The poem tells the story of two people who live in this unnamed "pretty how town." They are referred to only as "anyone" and "noone," which implies their anonymity among the other inhabitants of this small community; they could be any couple living anywhere at anytime. Despite being surrounded by others, it seems like no one truly knows them or understands their innermost feelings for each other—something we can all relate to sometimes, regardless of whether our lives are full or lonely.
The narrative follows both characters through different stages of their relationship, from meeting each other to growing old together until death: "Noone fell so quickly in love/With anyone not at all" reads one verse while another goes: "They sowed their isn't they reaped their same," illustrating both beginnings and endings alike. There's also an interesting juxtaposition between what society expects us to do (like getting married) versus simply loving someone unconditionally without having expectations placed upon it—something Cummings captures perfectly with lines such as, "Little ladies more than ever/Men need help but why create/A sense outa wedlock when there never had been none?"

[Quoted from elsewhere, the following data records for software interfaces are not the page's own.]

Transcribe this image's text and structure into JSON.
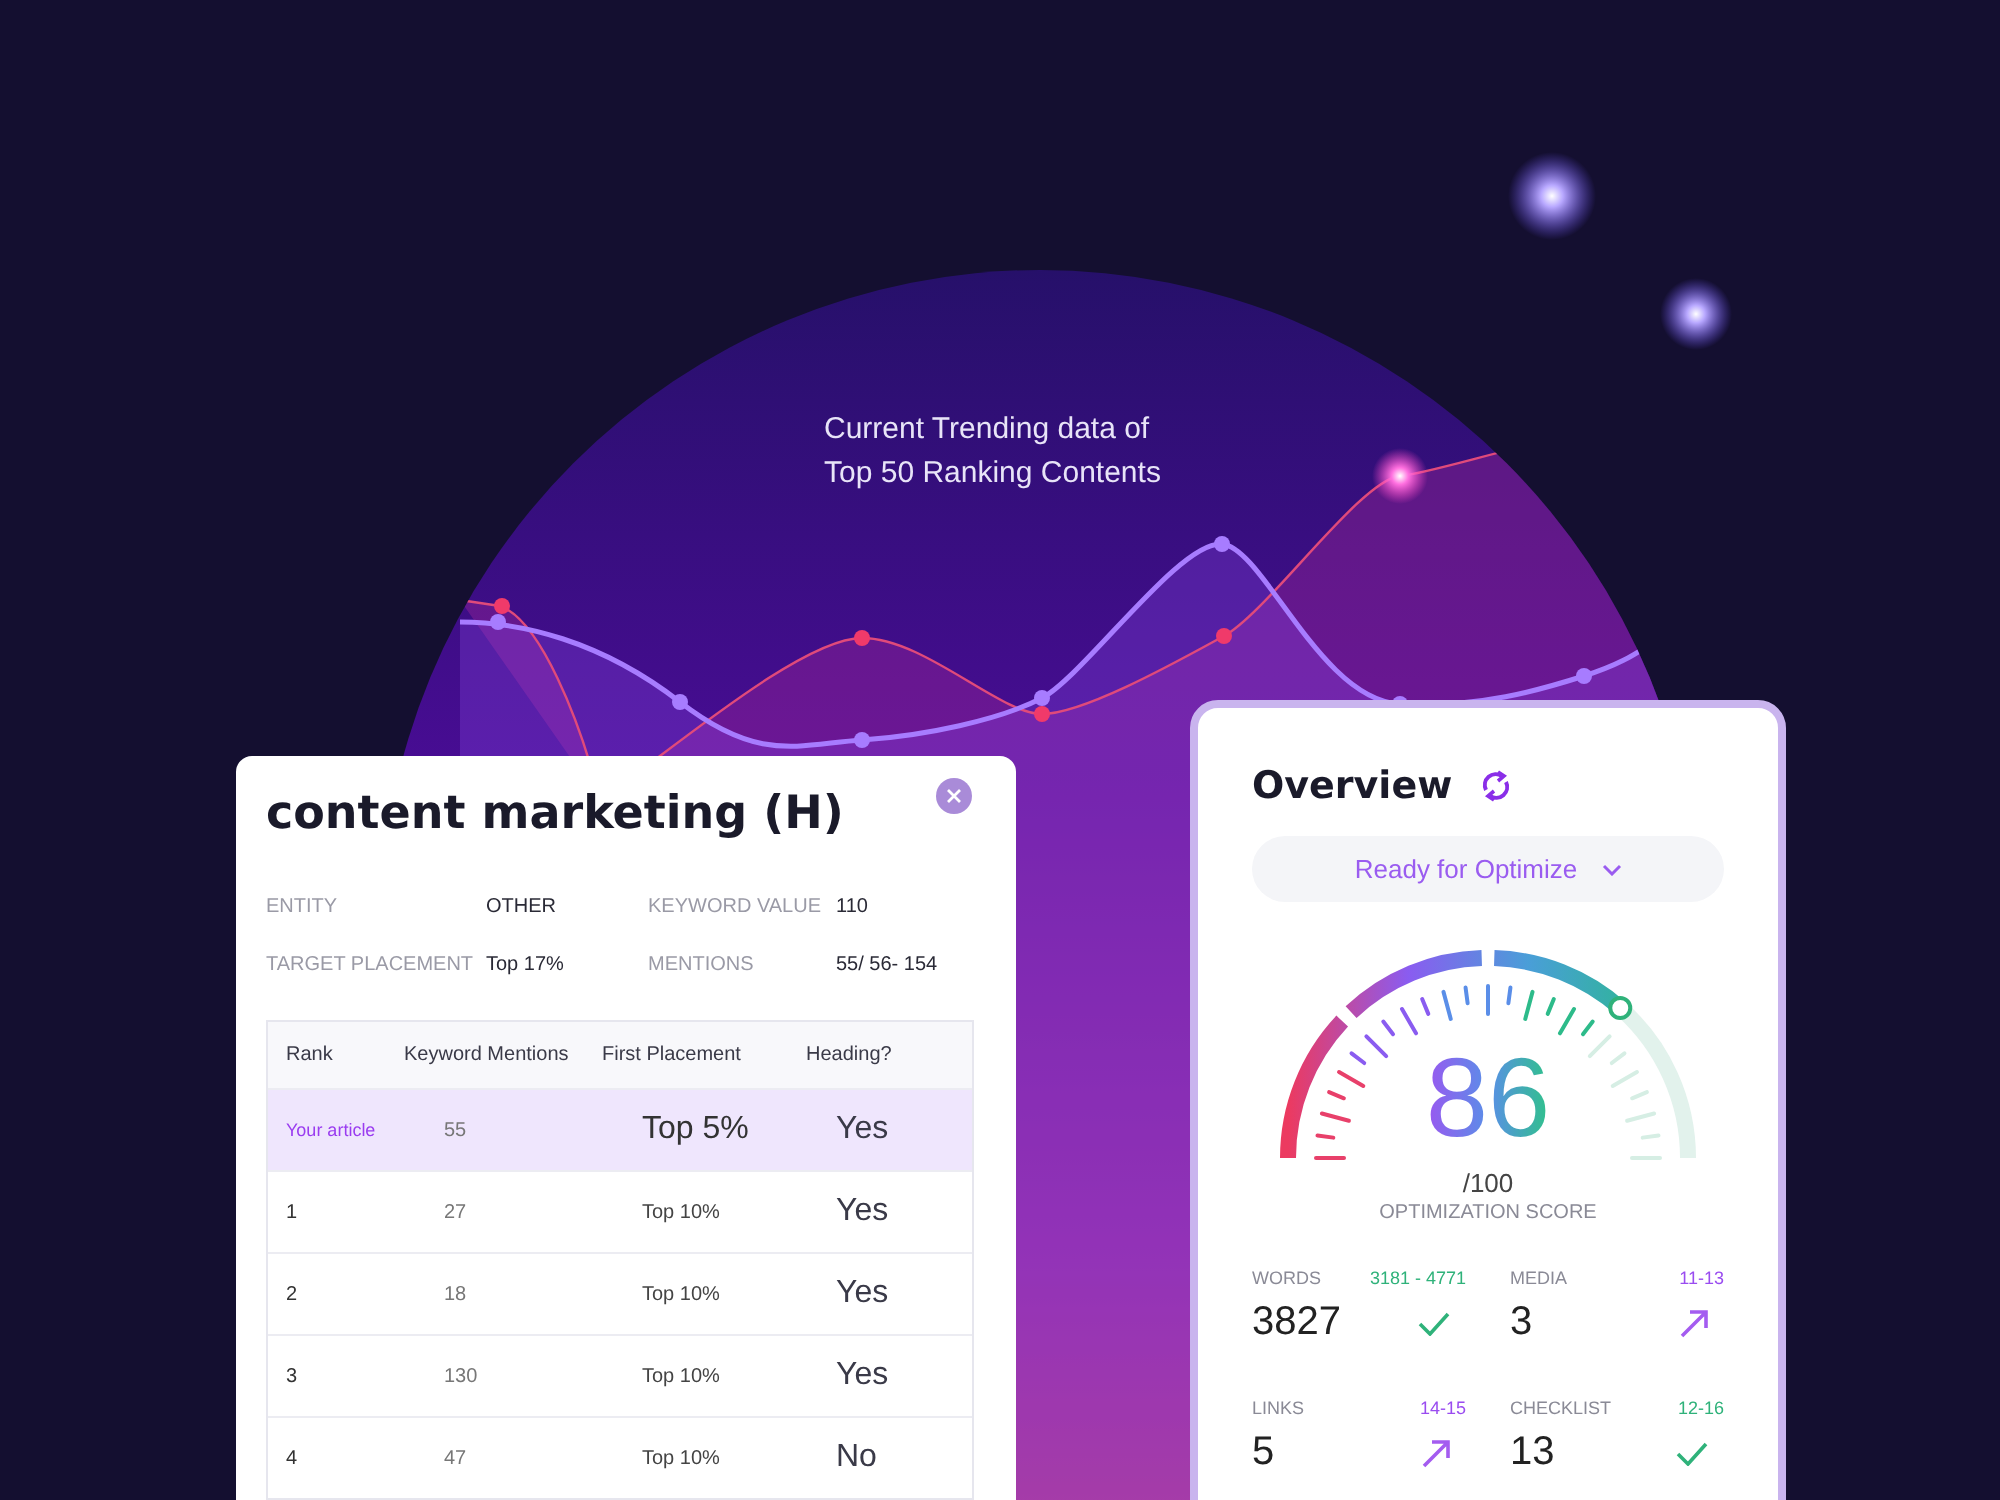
{
  "headline": [
    "Current Trending data of",
    "Top 50 Ranking Contents"
  ],
  "keyword_card": {
    "title": "content marketing (H)",
    "facts": [
      {
        "label": "ENTITY",
        "value": "OTHER"
      },
      {
        "label": "KEYWORD VALUE",
        "value": "110"
      },
      {
        "label": "TARGET PLACEMENT",
        "value": "Top 17%"
      },
      {
        "label": "MENTIONS",
        "value": "55/ 56- 154"
      }
    ],
    "table": {
      "columns": [
        "Rank",
        "Keyword Mentions",
        "First Placement",
        "Heading?"
      ],
      "rows": [
        {
          "cells": [
            "Your article",
            "55",
            "Top 5%",
            "Yes"
          ],
          "selected": true
        },
        {
          "cells": [
            "1",
            "27",
            "Top 10%",
            "Yes"
          ],
          "selected": false
        },
        {
          "cells": [
            "2",
            "18",
            "Top 10%",
            "Yes"
          ],
          "selected": false
        },
        {
          "cells": [
            "3",
            "130",
            "Top 10%",
            "Yes"
          ],
          "selected": false
        },
        {
          "cells": [
            "4",
            "47",
            "Top 10%",
            "No"
          ],
          "selected": false
        }
      ]
    }
  },
  "overview": {
    "title": "Overview",
    "status": "Ready for Optimize",
    "score": "86",
    "score_max": "/100",
    "score_label": "OPTIMIZATION SCORE",
    "metrics": [
      {
        "label": "WORDS",
        "range": "3181 - 4771",
        "value": "3827",
        "kind": "check"
      },
      {
        "label": "MEDIA",
        "range": "11-13",
        "value": "3",
        "kind": "arrow"
      },
      {
        "label": "LINKS",
        "range": "14-15",
        "value": "5",
        "kind": "arrow"
      },
      {
        "label": "CHECKLIST",
        "range": "12-16",
        "value": "13",
        "kind": "check"
      }
    ]
  }
}
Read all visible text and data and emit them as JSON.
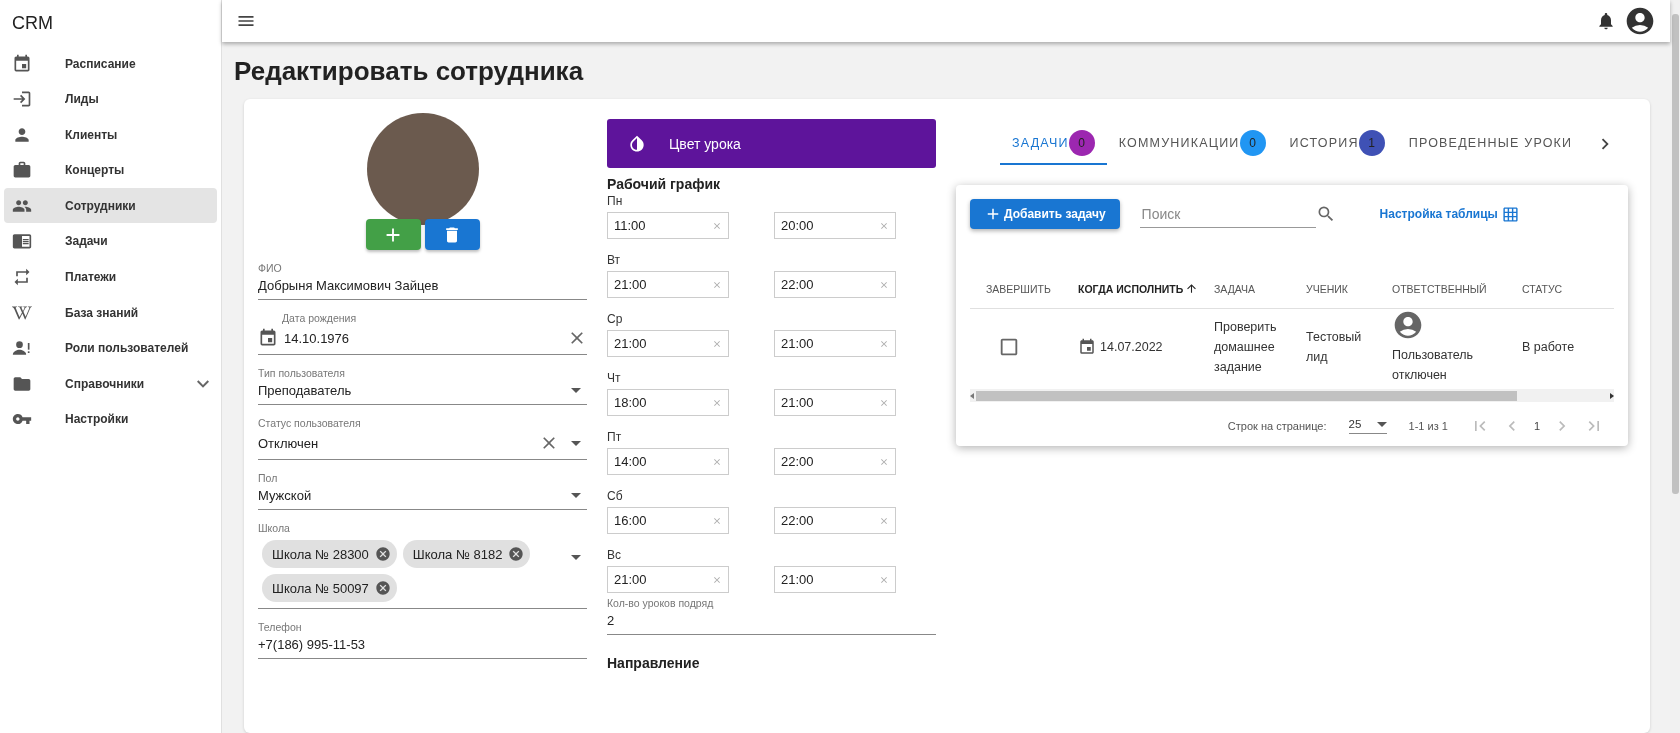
{
  "sidebar": {
    "logo": "CRM",
    "items": [
      {
        "label": "Расписание",
        "selected": false,
        "expandable": false
      },
      {
        "label": "Лиды",
        "selected": false,
        "expandable": false
      },
      {
        "label": "Клиенты",
        "selected": false,
        "expandable": false
      },
      {
        "label": "Концерты",
        "selected": false,
        "expandable": false
      },
      {
        "label": "Сотрудники",
        "selected": true,
        "expandable": false
      },
      {
        "label": "Задачи",
        "selected": false,
        "expandable": false
      },
      {
        "label": "Платежи",
        "selected": false,
        "expandable": false
      },
      {
        "label": "База знаний",
        "selected": false,
        "expandable": false
      },
      {
        "label": "Роли пользователей",
        "selected": false,
        "expandable": false
      },
      {
        "label": "Справочники",
        "selected": false,
        "expandable": true
      },
      {
        "label": "Настройки",
        "selected": false,
        "expandable": false
      }
    ]
  },
  "page_title": "Редактировать сотрудника",
  "profile": {
    "fields": [
      {
        "kind": "text",
        "label": "ФИО",
        "value": "Добрыня Максимович Зайцев",
        "clearable": false
      },
      {
        "kind": "date",
        "label": "Дата рождения",
        "value": "14.10.1976",
        "clearable": true
      },
      {
        "kind": "select",
        "label": "Тип пользователя",
        "value": "Преподаватель",
        "clearable": false
      },
      {
        "kind": "select",
        "label": "Статус пользователя",
        "value": "Отключен",
        "clearable": true
      },
      {
        "kind": "select",
        "label": "Пол",
        "value": "Мужской",
        "clearable": false
      },
      {
        "kind": "chips",
        "label": "Школа",
        "chips": [
          "Школа № 28300",
          "Школа № 8182",
          "Школа № 50097"
        ],
        "clearable": false
      },
      {
        "kind": "text",
        "label": "Телефон",
        "value": "+7(186) 995-11-53",
        "clearable": false
      }
    ]
  },
  "schedule": {
    "lesson_color": {
      "label": "Цвет урока",
      "color": "#5e149b"
    },
    "title": "Рабочий график",
    "days": [
      {
        "day": "Пн",
        "from": "11:00",
        "to": "20:00"
      },
      {
        "day": "Вт",
        "from": "21:00",
        "to": "22:00"
      },
      {
        "day": "Ср",
        "from": "21:00",
        "to": "21:00"
      },
      {
        "day": "Чт",
        "from": "18:00",
        "to": "21:00"
      },
      {
        "day": "Пт",
        "from": "14:00",
        "to": "22:00"
      },
      {
        "day": "Сб",
        "from": "16:00",
        "to": "22:00"
      },
      {
        "day": "Вс",
        "from": "21:00",
        "to": "21:00"
      }
    ],
    "lessons_in_row": {
      "label": "Кол-во уроков подряд",
      "value": "2"
    },
    "direction_title": "Направление"
  },
  "tabs": [
    {
      "label": "ЗАДАЧИ",
      "badge": "0",
      "color": "#9c27b0",
      "selected": true
    },
    {
      "label": "КОММУНИКАЦИИ",
      "badge": "0",
      "color": "#2196f3",
      "selected": false
    },
    {
      "label": "ИСТОРИЯ",
      "badge": "1",
      "color": "#3f51b5",
      "selected": false
    },
    {
      "label": "ПРОВЕДЕННЫЕ УРОКИ",
      "selected": false
    }
  ],
  "tasks": {
    "add_button": "Добавить задачу",
    "search": {
      "placeholder": "Поиск"
    },
    "table_settings": "Настройка таблицы",
    "columns": [
      {
        "label": "ЗАВЕРШИТЬ",
        "sorted": false
      },
      {
        "label": "КОГДА ИСПОЛНИТЬ",
        "sorted": true
      },
      {
        "label": "ЗАДАЧА",
        "sorted": false
      },
      {
        "label": "УЧЕНИК",
        "sorted": false
      },
      {
        "label": "ОТВЕТСТВЕННЫЙ",
        "sorted": false
      },
      {
        "label": "СТАТУС",
        "sorted": false
      }
    ],
    "rows": [
      {
        "checked": false,
        "due": "14.07.2022",
        "task": "Проверить домашнее задание",
        "student": "Тестовый лид",
        "responsible": "Пользователь отключен",
        "status": "В работе"
      }
    ],
    "pagination": {
      "rows_label": "Строк на странице:",
      "rows_per_page": "25",
      "range": "1-1 из 1",
      "page": "1"
    }
  }
}
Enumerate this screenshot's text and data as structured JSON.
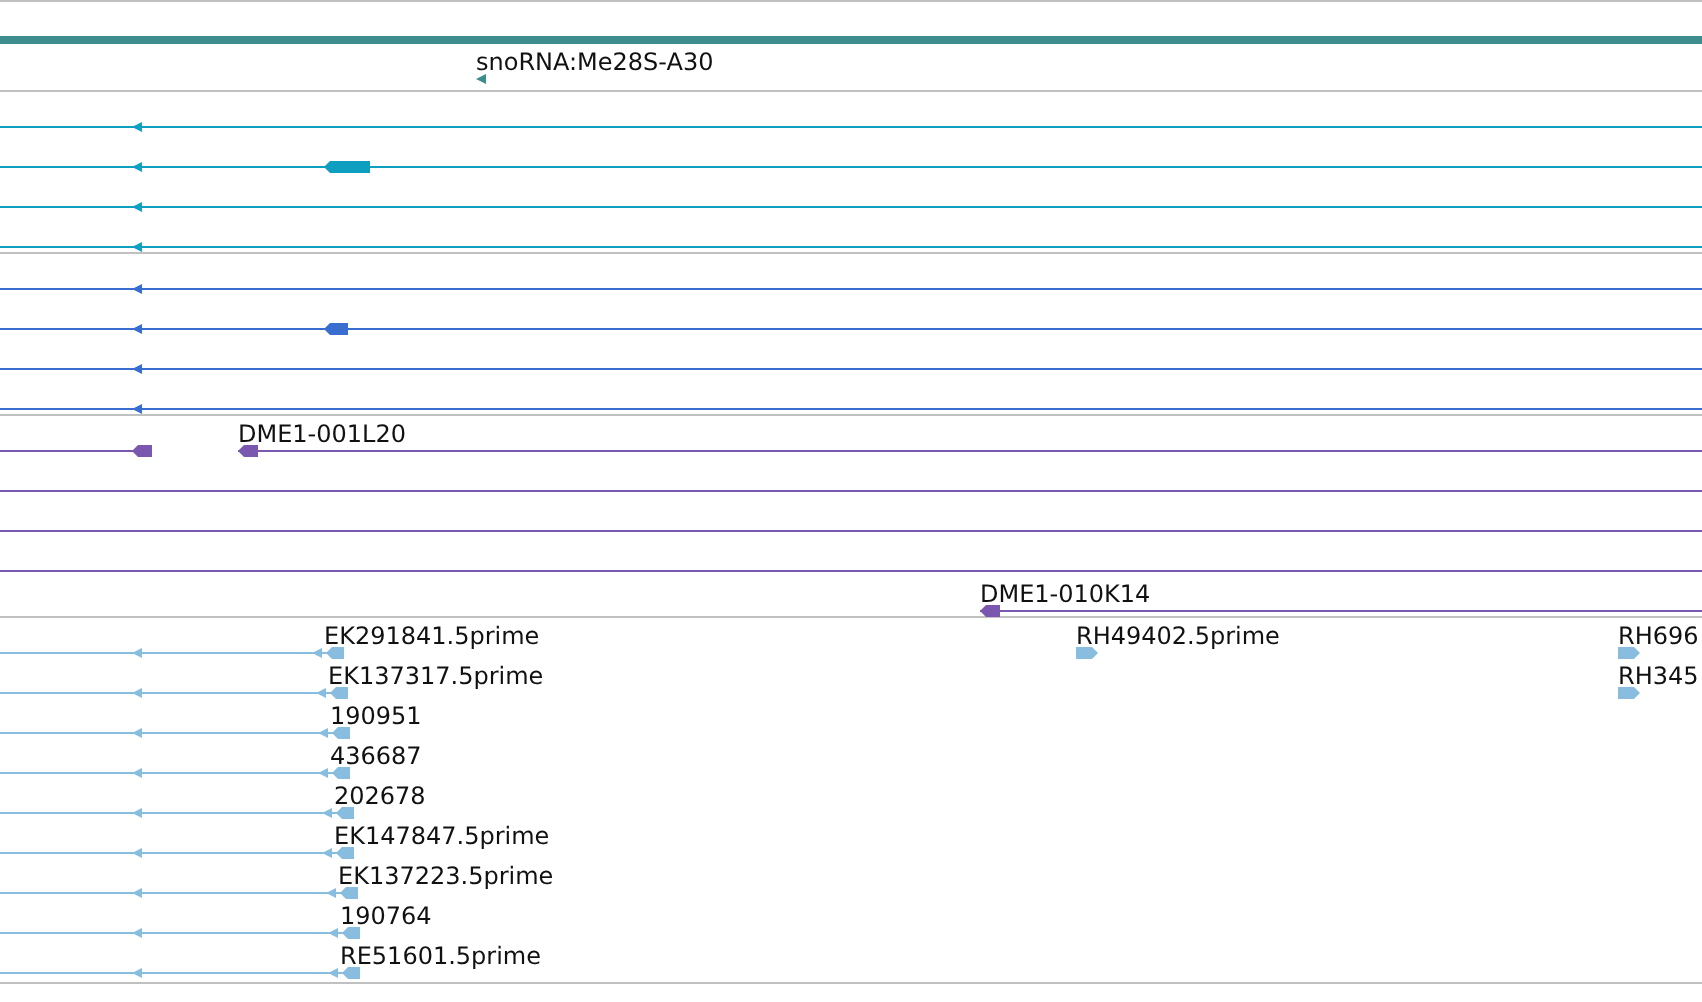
{
  "tracks": [
    {
      "color": "#3d8c8c",
      "rows": [
        {
          "kind": "stub",
          "label": "snoRNA:Me28S-A30"
        }
      ]
    },
    {
      "color": "#0e9fc0",
      "rows": [
        {
          "kind": "line"
        },
        {
          "kind": "block"
        },
        {
          "kind": "line"
        },
        {
          "kind": "line"
        }
      ]
    },
    {
      "color": "#3a6dd0",
      "rows": [
        {
          "kind": "line"
        },
        {
          "kind": "block"
        },
        {
          "kind": "line"
        },
        {
          "kind": "line"
        }
      ]
    },
    {
      "color": "#7a58b0",
      "rows": [
        {
          "kind": "split",
          "label": "DME1-001L20"
        },
        {
          "kind": "plain"
        },
        {
          "kind": "plain"
        },
        {
          "kind": "plain"
        },
        {
          "kind": "tail",
          "label": "DME1-010K14"
        }
      ]
    },
    {
      "color": "#88bde0",
      "rows": [
        {
          "kind": "short",
          "label": "EK291841.5prime",
          "extras": [
            {
              "label": "RH49402.5prime"
            },
            {
              "label": "RH696"
            }
          ]
        },
        {
          "kind": "short",
          "label": "EK137317.5prime",
          "extras": [
            {
              "label": "RH345"
            }
          ]
        },
        {
          "kind": "short",
          "label": "190951"
        },
        {
          "kind": "short",
          "label": "436687"
        },
        {
          "kind": "short",
          "label": "202678"
        },
        {
          "kind": "short",
          "label": "EK147847.5prime"
        },
        {
          "kind": "short",
          "label": "EK137223.5prime"
        },
        {
          "kind": "short",
          "label": "190764"
        },
        {
          "kind": "short",
          "label": "RE51601.5prime"
        }
      ]
    }
  ]
}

In conclusion, "anyone lived in a pretty how town" remains relevant because it offers timeless insight into human relationships, whether platonic or romantic, while questioning traditional notions about marriage along the way too. This makes for great reading material across generations due to its ability to transcend different time periods with its powerful message remaining resonant even after ninety years of publication.